Everyone knows that the global retail landscape is changing, and changing fast. Online shopping is transforming the way retailers use physical stores, as they convert more space to fulfilling click and collect orders and process online returns.
Retailers around the world are being disrupted and are having to adapt to suit changing consumer behavior. The role of the old, boring and under invested department store is largely redundant and landlords are having to adapt to the fact that they may not always have the retail occupiers to fill empty or surplus spaces. However, what is encouraging, is the way many owners and developers are already looking creatively at repurposing and repositioning specific retail assets to meet the ever-changing demands of the communities in which they’re based. Often, multiple new uses are being incorporated into part or all of a redundant space, attracting new innovative occupiers, giving sites a totally new lease of life and – in many cases – creating exciting new places and destinations.
In Oslo, for example, three low standard office buildings were developed into multipurpose assets by combining high standard office space and “foodtech” concepts. The assets (Youngstorget) are located at a popular city-square for cultural experiences in Oslo, filled up with bars and restaurants, hence competition is high. The assets were fully refurbished and upgraded. Moreover, an eight-story office building was erected in the courtyard. A collective F&B concept was introduced in the refurbished buildings, which houses several bars and restaurants. Their business plan revolves around being a platform for new and innovative restaurants, bars and cafés.
The rationale is that instead of housing competing concepts, the tenants cooperate with each other in marketing and by referring customers to their neighbours, thus creating synergy. The concepts located in the foodtech incubator has become highly popular, and the business has managed to attract much attention. This is an example of how one can utilise retail space in ways that stand out and attracts attention.
It’s therefore often not just a case of simply repurposing retail with a single uniform alternative use, such as residential homes, but of finding a solution that works in that individual location and for the local community, and is as future proof as possible. This may include incorporating multiple uses, from the more traditional such as offices, hotels and gyms, to the more radical such as education facilities, film studios, retirement apartments and art galleries. The key is to consider what mix is most suitable to the location and strike the appropriate balance.
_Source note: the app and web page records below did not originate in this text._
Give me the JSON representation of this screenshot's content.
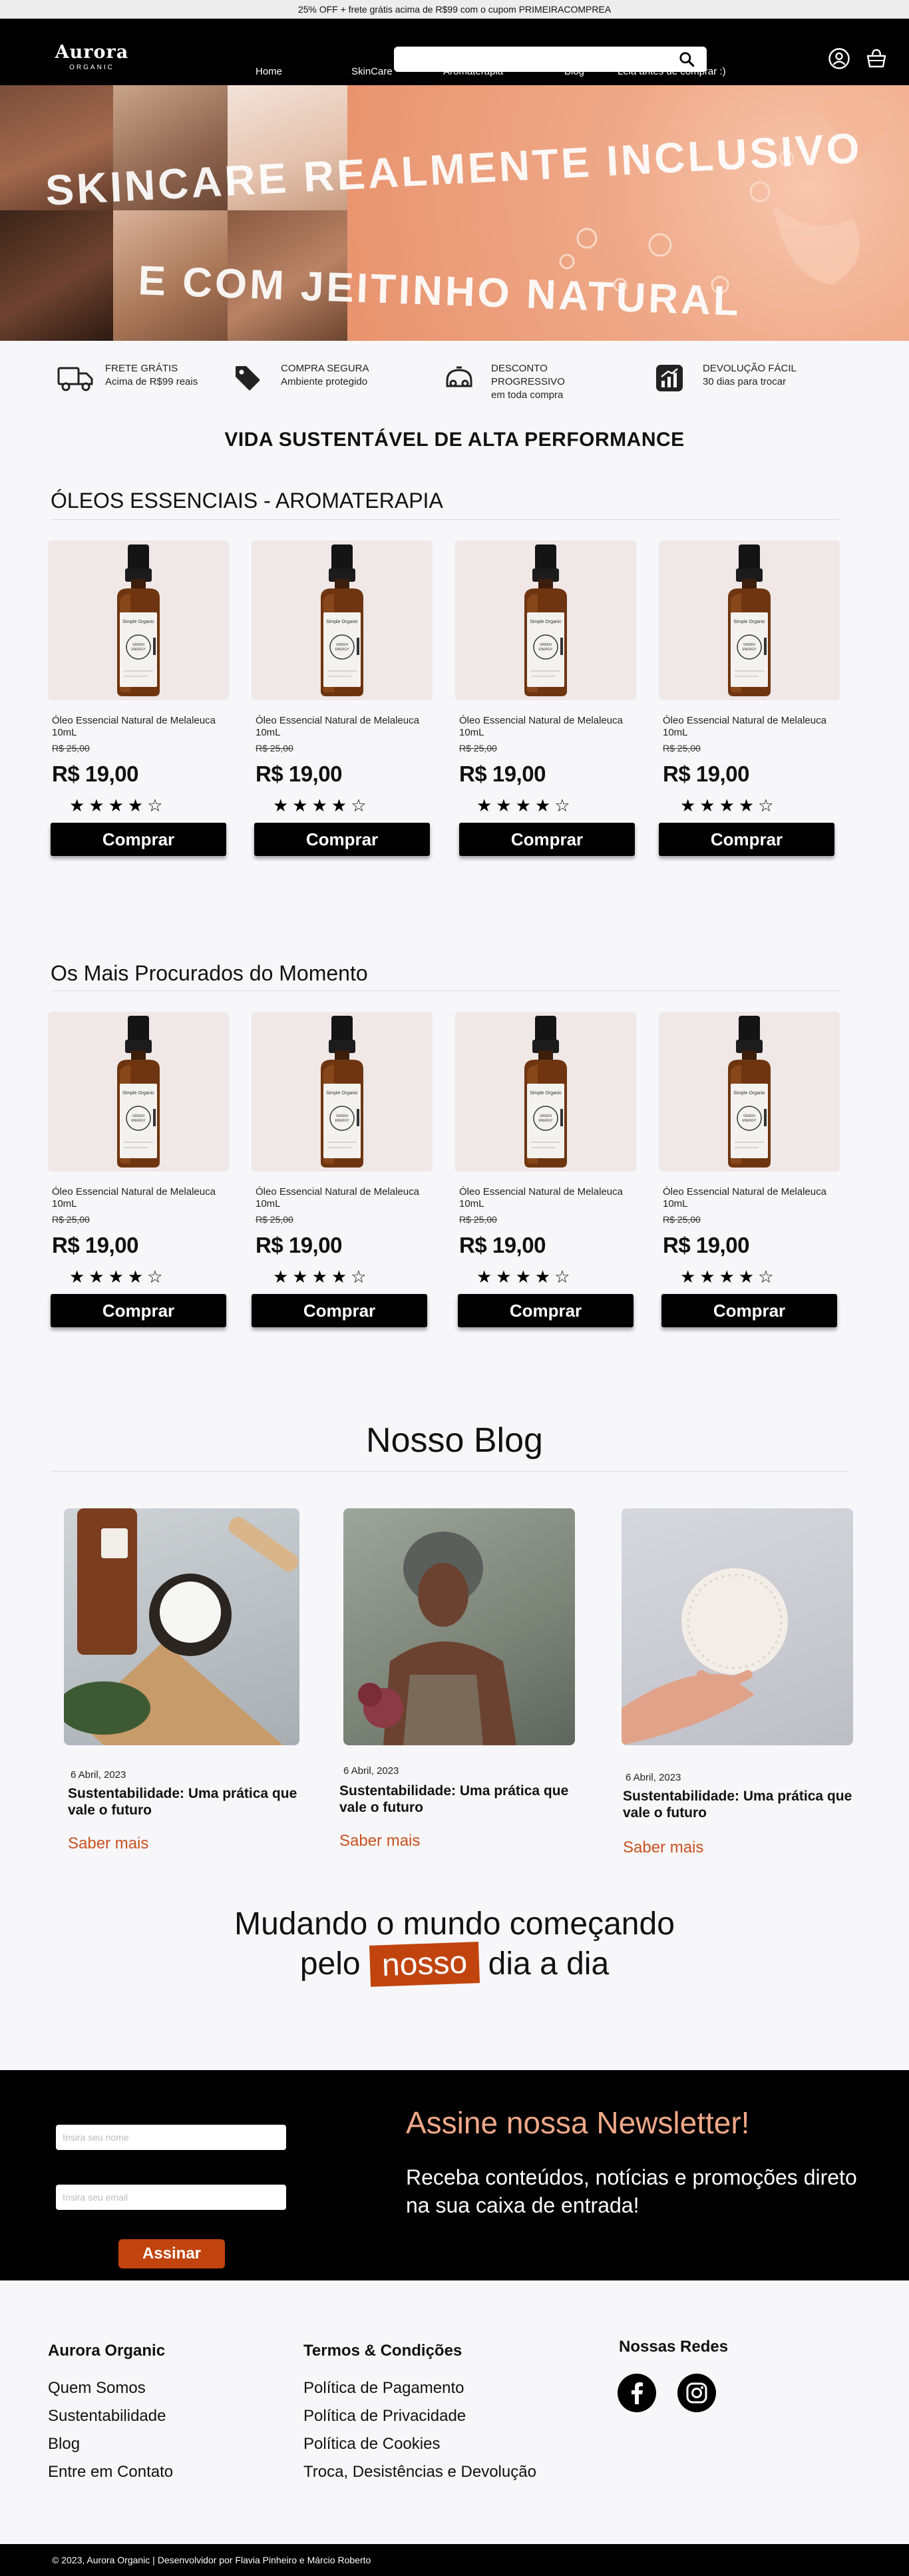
{
  "announcement": "25% OFF + frete grátis acima de R$99 com o cupom PRIMEIRACOMPREA",
  "header": {
    "brand": "Aurora",
    "brand_sub": "ORGANIC",
    "search": {
      "value": "",
      "placeholder": ""
    },
    "nav": [
      "Home",
      "SkinCare",
      "Aromaterapia",
      "Blog",
      "Leia antes de comprar :)"
    ]
  },
  "hero": {
    "line1": "SKINCARE REALMENTE INCLUSIVO",
    "line2": "E COM JEITINHO NATURAL"
  },
  "benefits": [
    {
      "icon": "truck-icon",
      "title": "FRETE GRÁTIS",
      "subtitle": "Acima de R$99 reais"
    },
    {
      "icon": "tag-icon",
      "title": "COMPRA SEGURA",
      "subtitle": "Ambiente protegido"
    },
    {
      "icon": "discount-icon",
      "title": "DESCONTO PROGRESSIVO",
      "subtitle": "em toda compra"
    },
    {
      "icon": "growth-chart-icon",
      "title": "DEVOLUÇÃO FÁCIL",
      "subtitle": "30 dias para trocar"
    }
  ],
  "tagline": "VIDA SUSTENTÁVEL DE ALTA PERFORMANCE",
  "sections": [
    {
      "title": "ÓLEOS ESSENCIAIS - AROMATERAPIA",
      "products": [
        {
          "name": "Óleo Essencial Natural de Melaleuca 10mL",
          "old_price": "R$ 25,00",
          "price": "R$ 19,00",
          "rating": 4,
          "rating_max": 5,
          "stars": "★★★★☆",
          "button": "Comprar"
        },
        {
          "name": "Óleo Essencial Natural de Melaleuca 10mL",
          "old_price": "R$ 25,00",
          "price": "R$ 19,00",
          "rating": 4,
          "rating_max": 5,
          "stars": "★★★★☆",
          "button": "Comprar"
        },
        {
          "name": "Óleo Essencial Natural de Melaleuca 10mL",
          "old_price": "R$ 25,00",
          "price": "R$ 19,00",
          "rating": 4,
          "rating_max": 5,
          "stars": "★★★★☆",
          "button": "Comprar"
        },
        {
          "name": "Óleo Essencial Natural de Melaleuca 10mL",
          "old_price": "R$ 25,00",
          "price": "R$ 19,00",
          "rating": 4,
          "rating_max": 5,
          "stars": "★★★★☆",
          "button": "Comprar"
        }
      ]
    },
    {
      "title": "Os Mais Procurados do Momento",
      "products": [
        {
          "name": "Óleo Essencial Natural de Melaleuca 10mL",
          "old_price": "R$ 25,00",
          "price": "R$ 19,00",
          "rating": 4,
          "rating_max": 5,
          "stars": "★★★★☆",
          "button": "Comprar"
        },
        {
          "name": "Óleo Essencial Natural de Melaleuca 10mL",
          "old_price": "R$ 25,00",
          "price": "R$ 19,00",
          "rating": 4,
          "rating_max": 5,
          "stars": "★★★★☆",
          "button": "Comprar"
        },
        {
          "name": "Óleo Essencial Natural de Melaleuca 10mL",
          "old_price": "R$ 25,00",
          "price": "R$ 19,00",
          "rating": 4,
          "rating_max": 5,
          "stars": "★★★★☆",
          "button": "Comprar"
        },
        {
          "name": "Óleo Essencial Natural de Melaleuca 10mL",
          "old_price": "R$ 25,00",
          "price": "R$ 19,00",
          "rating": 4,
          "rating_max": 5,
          "stars": "★★★★☆",
          "button": "Comprar"
        }
      ]
    }
  ],
  "product_label": {
    "brand": "Simple Organic",
    "seal": "GREEN ENERGY"
  },
  "blog": {
    "title": "Nosso Blog",
    "posts": [
      {
        "date": "6 Abril, 2023",
        "title": "Sustentabilidade: Uma prática que vale o futuro",
        "link": "Saber mais"
      },
      {
        "date": "6 Abril, 2023",
        "title": "Sustentabilidade: Uma prática que vale o futuro",
        "link": "Saber mais"
      },
      {
        "date": "6 Abril, 2023",
        "title": "Sustentabilidade: Uma prática que vale o futuro",
        "link": "Saber mais"
      }
    ]
  },
  "motto": {
    "line1": "Mudando o mundo começando",
    "pre": "pelo",
    "highlight": "nosso",
    "post": "dia a dia"
  },
  "newsletter": {
    "name_placeholder": "Insira seu nome",
    "email_placeholder": "Insira seu email",
    "button": "Assinar",
    "title": "Assine nossa Newsletter!",
    "description": "Receba conteúdos, notícias e promoções direto na sua caixa de entrada!"
  },
  "footer": {
    "col1_title": "Aurora Organic",
    "col1_links": [
      "Quem Somos",
      "Sustentabilidade",
      "Blog",
      "Entre em Contato"
    ],
    "col2_title": "Termos & Condições",
    "col2_links": [
      "Política de Pagamento",
      "Política de Privacidade",
      "Política de Cookies",
      "Troca, Desistências e Devolução"
    ],
    "social_title": "Nossas Redes",
    "social": [
      "facebook-icon",
      "instagram-icon"
    ]
  },
  "copyright": "© 2023, Aurora Organic | Desenvolvidor por Flavia Pinheiro e Márcio Roberto",
  "colors": {
    "accent": "#c1440e",
    "peach": "#f0a888",
    "dark": "#000000",
    "background": "#f7f7fa"
  }
}
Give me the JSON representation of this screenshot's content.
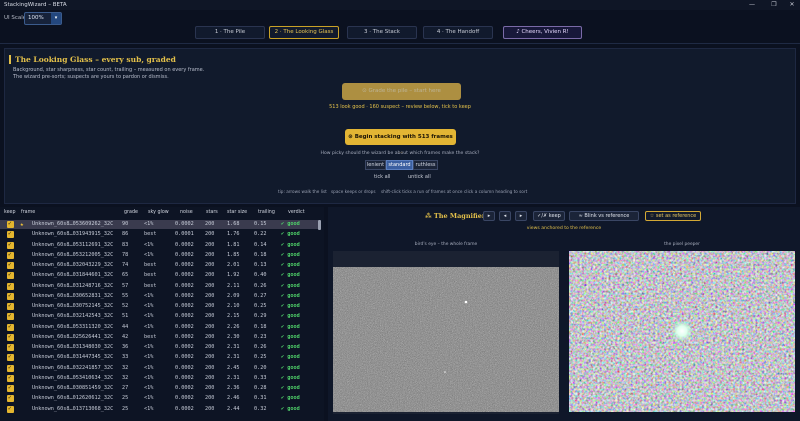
{
  "window": {
    "title": "StackingWizard – BETA",
    "controls": [
      "—",
      "❐",
      "✕"
    ]
  },
  "toolbar": {
    "ui_scale_label": "UI Scale",
    "ui_scale_value": "100%"
  },
  "tabs": [
    {
      "label": "1 · The Pile",
      "active": false
    },
    {
      "label": "2 · The Looking Glass",
      "active": true
    },
    {
      "label": "3 · The Stack",
      "active": false
    },
    {
      "label": "4 · The Handoff",
      "active": false
    }
  ],
  "cheers_label": "♪ Cheers, Vivien R!",
  "looking_glass": {
    "title": "The Looking Glass – every sub, graded",
    "desc_line1": "Background, star sharpness, star count, trailing – measured on every frame.",
    "desc_line2": "The wizard pre-sorts; suspects are yours to pardon or dismiss.",
    "grade_button": "⊙  Grade the pile – start here",
    "summary": "513 look good · 160 suspect – review below, tick to keep",
    "stack_button": "⊛  Begin stacking with 513 frames →",
    "strictness_question": "How picky should the wizard be about which frames make the stack?",
    "strictness_options": [
      {
        "label": "lenient",
        "active": false
      },
      {
        "label": "standard",
        "active": true
      },
      {
        "label": "ruthless",
        "active": false
      }
    ],
    "tick_all": "tick all",
    "untick_all": "untick all",
    "tip1": "tip: arrows walk the list",
    "tip2": "space keeps or drops",
    "tip3": "shift-click ticks a run of frames at once",
    "tip4": "click a column heading to sort"
  },
  "table": {
    "columns": [
      "keep",
      "frame",
      "grade",
      "sky glow",
      "noise",
      "stars",
      "star size",
      "trailing",
      "verdict"
    ],
    "rows": [
      {
        "frame": "Unknown_60s8…053609262_32C",
        "grade": "90",
        "sky": "<1%",
        "noise": "0.0002",
        "stars": "200",
        "size": "1.68",
        "trail": "0.15",
        "verdict": "✔ good",
        "starred": true
      },
      {
        "frame": "Unknown_60s8…031943915_32C",
        "grade": "86",
        "sky": "best",
        "noise": "0.0001",
        "stars": "200",
        "size": "1.76",
        "trail": "0.22",
        "verdict": "✔ good",
        "starred": false
      },
      {
        "frame": "Unknown_60s8…053112691_32C",
        "grade": "83",
        "sky": "<1%",
        "noise": "0.0002",
        "stars": "200",
        "size": "1.81",
        "trail": "0.14",
        "verdict": "✔ good",
        "starred": false
      },
      {
        "frame": "Unknown_60s8…053212005_32C",
        "grade": "78",
        "sky": "<1%",
        "noise": "0.0002",
        "stars": "200",
        "size": "1.85",
        "trail": "0.18",
        "verdict": "✔ good",
        "starred": false
      },
      {
        "frame": "Unknown_60s8…032043229_32C",
        "grade": "74",
        "sky": "best",
        "noise": "0.0002",
        "stars": "200",
        "size": "2.01",
        "trail": "0.13",
        "verdict": "✔ good",
        "starred": false
      },
      {
        "frame": "Unknown_60s8…031844601_32C",
        "grade": "65",
        "sky": "best",
        "noise": "0.0002",
        "stars": "200",
        "size": "1.92",
        "trail": "0.40",
        "verdict": "✔ good",
        "starred": false
      },
      {
        "frame": "Unknown_60s8…031248716_32C",
        "grade": "57",
        "sky": "best",
        "noise": "0.0002",
        "stars": "200",
        "size": "2.11",
        "trail": "0.26",
        "verdict": "✔ good",
        "starred": false
      },
      {
        "frame": "Unknown_60s8…030652831_32C",
        "grade": "55",
        "sky": "<1%",
        "noise": "0.0002",
        "stars": "200",
        "size": "2.09",
        "trail": "0.27",
        "verdict": "✔ good",
        "starred": false
      },
      {
        "frame": "Unknown_60s8…030752145_32C",
        "grade": "52",
        "sky": "<1%",
        "noise": "0.0002",
        "stars": "200",
        "size": "2.10",
        "trail": "0.25",
        "verdict": "✔ good",
        "starred": false
      },
      {
        "frame": "Unknown_60s8…032142543_32C",
        "grade": "51",
        "sky": "<1%",
        "noise": "0.0002",
        "stars": "200",
        "size": "2.15",
        "trail": "0.29",
        "verdict": "✔ good",
        "starred": false
      },
      {
        "frame": "Unknown_60s8…053311320_32C",
        "grade": "44",
        "sky": "<1%",
        "noise": "0.0002",
        "stars": "200",
        "size": "2.26",
        "trail": "0.18",
        "verdict": "✔ good",
        "starred": false
      },
      {
        "frame": "Unknown_60s8…025626441_32C",
        "grade": "42",
        "sky": "best",
        "noise": "0.0002",
        "stars": "200",
        "size": "2.30",
        "trail": "0.23",
        "verdict": "✔ good",
        "starred": false
      },
      {
        "frame": "Unknown_60s8…031348030_32C",
        "grade": "36",
        "sky": "<1%",
        "noise": "0.0002",
        "stars": "200",
        "size": "2.31",
        "trail": "0.26",
        "verdict": "✔ good",
        "starred": false
      },
      {
        "frame": "Unknown_60s8…031447345_32C",
        "grade": "33",
        "sky": "<1%",
        "noise": "0.0002",
        "stars": "200",
        "size": "2.31",
        "trail": "0.25",
        "verdict": "✔ good",
        "starred": false
      },
      {
        "frame": "Unknown_60s8…032241857_32C",
        "grade": "32",
        "sky": "<1%",
        "noise": "0.0002",
        "stars": "200",
        "size": "2.45",
        "trail": "0.20",
        "verdict": "✔ good",
        "starred": false
      },
      {
        "frame": "Unknown_60s8…053410634_32C",
        "grade": "32",
        "sky": "<1%",
        "noise": "0.0002",
        "stars": "200",
        "size": "2.31",
        "trail": "0.33",
        "verdict": "✔ good",
        "starred": false
      },
      {
        "frame": "Unknown_60s8…030851459_32C",
        "grade": "27",
        "sky": "<1%",
        "noise": "0.0002",
        "stars": "200",
        "size": "2.36",
        "trail": "0.28",
        "verdict": "✔ good",
        "starred": false
      },
      {
        "frame": "Unknown_60s8…012620612_32C",
        "grade": "25",
        "sky": "<1%",
        "noise": "0.0002",
        "stars": "200",
        "size": "2.46",
        "trail": "0.31",
        "verdict": "✔ good",
        "starred": false
      },
      {
        "frame": "Unknown_60s8…013713068_32C",
        "grade": "25",
        "sky": "<1%",
        "noise": "0.0002",
        "stars": "200",
        "size": "2.44",
        "trail": "0.32",
        "verdict": "✔ good",
        "starred": false
      }
    ]
  },
  "magnifier": {
    "title": "⁂ The Magnifier",
    "keep_label": "✓/✗ keep",
    "blink_label": "≈ Blink vs reference",
    "set_ref_label": "☆ set as reference",
    "anchored_text": "views anchored to the reference",
    "view1_label": "bird's eye – the whole frame",
    "view2_label": "the pixel peeper"
  },
  "colors": {
    "accent_gold": "#e3c04a",
    "good_green": "#4fd26a",
    "background": "#0b1120"
  }
}
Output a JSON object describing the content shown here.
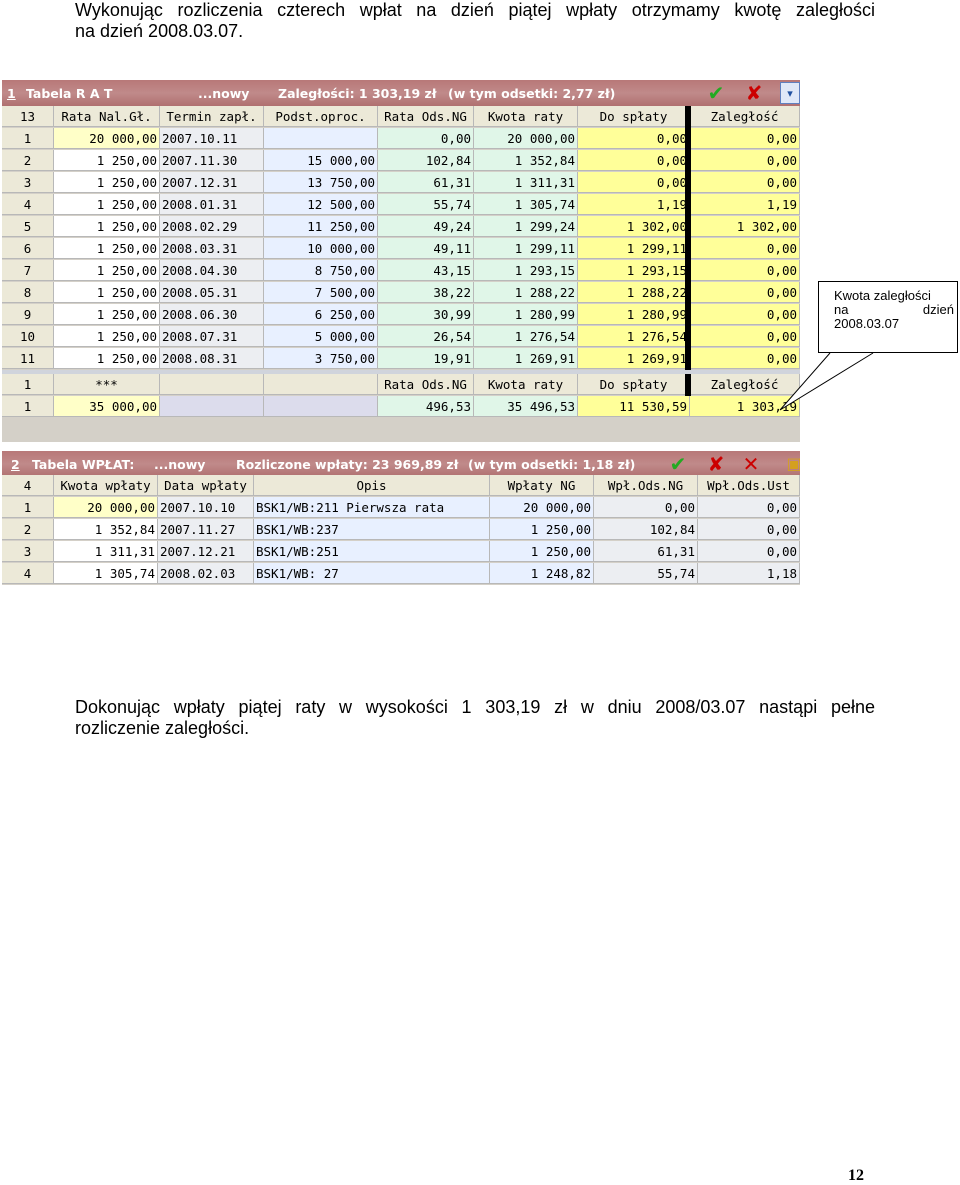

This blog is inspired by a theme in Impacts, Savills global thought leadership publication and research programme. This year is the ‘disruption issue’, looking at how widespread economic, political, demographic and technological upheaval is changing the world of real estate.